Def seems like it

I don't know if you follow the EPA on Facebook (I have been for a year or two), but their posts have taken on such an absurd quality it's mind-boggling. Just a few weeks ago, there were several "cheerleading coal" posts, and then yesterday:

It's like a roomful of monkeys banging on typewriters, only none of them ever come close to accidentally hitting the right keys.

I guess hurricanes will magically pause for oil rigs?

Mother Nature has a nasty surprise for anyone foolish enough to think the Atlantic Ocean is good place to drill. 'Specially since climate change is making storms bigger and bigger. Just sayin'.

It is categorically insane

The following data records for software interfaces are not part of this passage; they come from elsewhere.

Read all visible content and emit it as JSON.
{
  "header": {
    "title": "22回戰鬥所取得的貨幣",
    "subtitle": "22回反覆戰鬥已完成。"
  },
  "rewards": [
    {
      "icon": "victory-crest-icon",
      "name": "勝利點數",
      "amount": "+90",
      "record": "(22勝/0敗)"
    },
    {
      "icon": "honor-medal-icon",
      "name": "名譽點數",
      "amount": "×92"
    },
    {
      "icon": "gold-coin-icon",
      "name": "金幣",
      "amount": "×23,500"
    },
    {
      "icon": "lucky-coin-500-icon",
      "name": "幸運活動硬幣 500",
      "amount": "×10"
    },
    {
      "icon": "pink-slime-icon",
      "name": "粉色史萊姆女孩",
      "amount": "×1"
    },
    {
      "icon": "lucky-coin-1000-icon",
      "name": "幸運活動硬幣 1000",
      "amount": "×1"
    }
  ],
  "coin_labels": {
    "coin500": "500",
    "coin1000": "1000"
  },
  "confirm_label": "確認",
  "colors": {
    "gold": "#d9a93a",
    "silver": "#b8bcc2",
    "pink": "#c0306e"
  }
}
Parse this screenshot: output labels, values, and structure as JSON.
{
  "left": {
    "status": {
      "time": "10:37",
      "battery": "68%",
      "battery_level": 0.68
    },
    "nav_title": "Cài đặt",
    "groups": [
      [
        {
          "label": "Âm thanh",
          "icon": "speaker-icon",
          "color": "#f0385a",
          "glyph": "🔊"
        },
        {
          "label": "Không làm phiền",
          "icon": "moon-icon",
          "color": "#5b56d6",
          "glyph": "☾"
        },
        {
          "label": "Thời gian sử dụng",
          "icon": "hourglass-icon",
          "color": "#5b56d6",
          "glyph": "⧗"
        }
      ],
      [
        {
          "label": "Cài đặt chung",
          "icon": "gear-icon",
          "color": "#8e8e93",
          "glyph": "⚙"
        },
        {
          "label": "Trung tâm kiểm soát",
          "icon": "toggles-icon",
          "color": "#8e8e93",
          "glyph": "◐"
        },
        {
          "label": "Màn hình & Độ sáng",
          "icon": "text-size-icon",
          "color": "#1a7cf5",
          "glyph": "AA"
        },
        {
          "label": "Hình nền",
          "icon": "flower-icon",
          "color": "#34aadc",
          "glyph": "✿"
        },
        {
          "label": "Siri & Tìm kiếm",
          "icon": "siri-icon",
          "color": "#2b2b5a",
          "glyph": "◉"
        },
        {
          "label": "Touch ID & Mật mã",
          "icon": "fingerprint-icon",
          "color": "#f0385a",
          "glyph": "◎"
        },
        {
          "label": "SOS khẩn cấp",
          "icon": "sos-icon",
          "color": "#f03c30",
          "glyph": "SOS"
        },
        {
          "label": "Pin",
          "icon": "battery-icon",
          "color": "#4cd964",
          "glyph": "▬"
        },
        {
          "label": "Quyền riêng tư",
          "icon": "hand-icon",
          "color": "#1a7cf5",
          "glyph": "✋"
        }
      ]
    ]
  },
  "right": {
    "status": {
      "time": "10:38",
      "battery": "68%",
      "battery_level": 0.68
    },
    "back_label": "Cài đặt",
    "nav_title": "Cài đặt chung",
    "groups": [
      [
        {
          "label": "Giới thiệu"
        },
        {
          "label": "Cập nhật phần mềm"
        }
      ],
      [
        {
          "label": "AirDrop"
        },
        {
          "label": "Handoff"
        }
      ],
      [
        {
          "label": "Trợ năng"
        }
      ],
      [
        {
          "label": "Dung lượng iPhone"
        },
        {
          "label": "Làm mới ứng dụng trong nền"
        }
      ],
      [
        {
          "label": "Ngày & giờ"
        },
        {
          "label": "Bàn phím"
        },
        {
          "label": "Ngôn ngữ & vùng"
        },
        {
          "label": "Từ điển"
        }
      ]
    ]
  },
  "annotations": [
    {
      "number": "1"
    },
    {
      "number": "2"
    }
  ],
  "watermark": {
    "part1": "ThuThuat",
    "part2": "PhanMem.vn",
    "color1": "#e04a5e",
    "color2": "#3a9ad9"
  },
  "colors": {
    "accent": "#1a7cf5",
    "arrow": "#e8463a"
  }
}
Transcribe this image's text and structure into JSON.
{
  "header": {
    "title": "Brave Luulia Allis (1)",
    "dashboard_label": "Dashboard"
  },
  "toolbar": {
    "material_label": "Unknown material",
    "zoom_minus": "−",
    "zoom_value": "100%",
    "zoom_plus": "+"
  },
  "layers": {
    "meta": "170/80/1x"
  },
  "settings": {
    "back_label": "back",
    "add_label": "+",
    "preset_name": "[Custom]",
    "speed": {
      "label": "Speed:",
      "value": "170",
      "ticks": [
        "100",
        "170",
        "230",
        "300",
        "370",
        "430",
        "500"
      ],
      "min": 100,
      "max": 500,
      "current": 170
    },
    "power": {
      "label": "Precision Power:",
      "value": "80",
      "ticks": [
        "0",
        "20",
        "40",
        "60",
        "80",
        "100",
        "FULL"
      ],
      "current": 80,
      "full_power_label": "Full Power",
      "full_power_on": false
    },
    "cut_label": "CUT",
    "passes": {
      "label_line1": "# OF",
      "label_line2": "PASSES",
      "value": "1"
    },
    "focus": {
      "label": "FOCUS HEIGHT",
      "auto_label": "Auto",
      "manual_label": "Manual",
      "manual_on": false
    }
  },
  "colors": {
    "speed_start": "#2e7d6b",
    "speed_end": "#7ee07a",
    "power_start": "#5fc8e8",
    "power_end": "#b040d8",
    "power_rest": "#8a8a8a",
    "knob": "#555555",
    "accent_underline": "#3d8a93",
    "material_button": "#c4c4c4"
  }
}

Setting aside for the moment the Outer Continental Shelf would provide a crappy foundation for an oil rig, and the fact it would be right in hurricane alley, but offshore rigs leak like a sieve anyway. There have been hundreds of leaks of various amounts since the Deepwater Horizon, and the Gulf of Mexico is just one big tar pit. It isn't a question of "if" NC's coast would get contaminated, but when.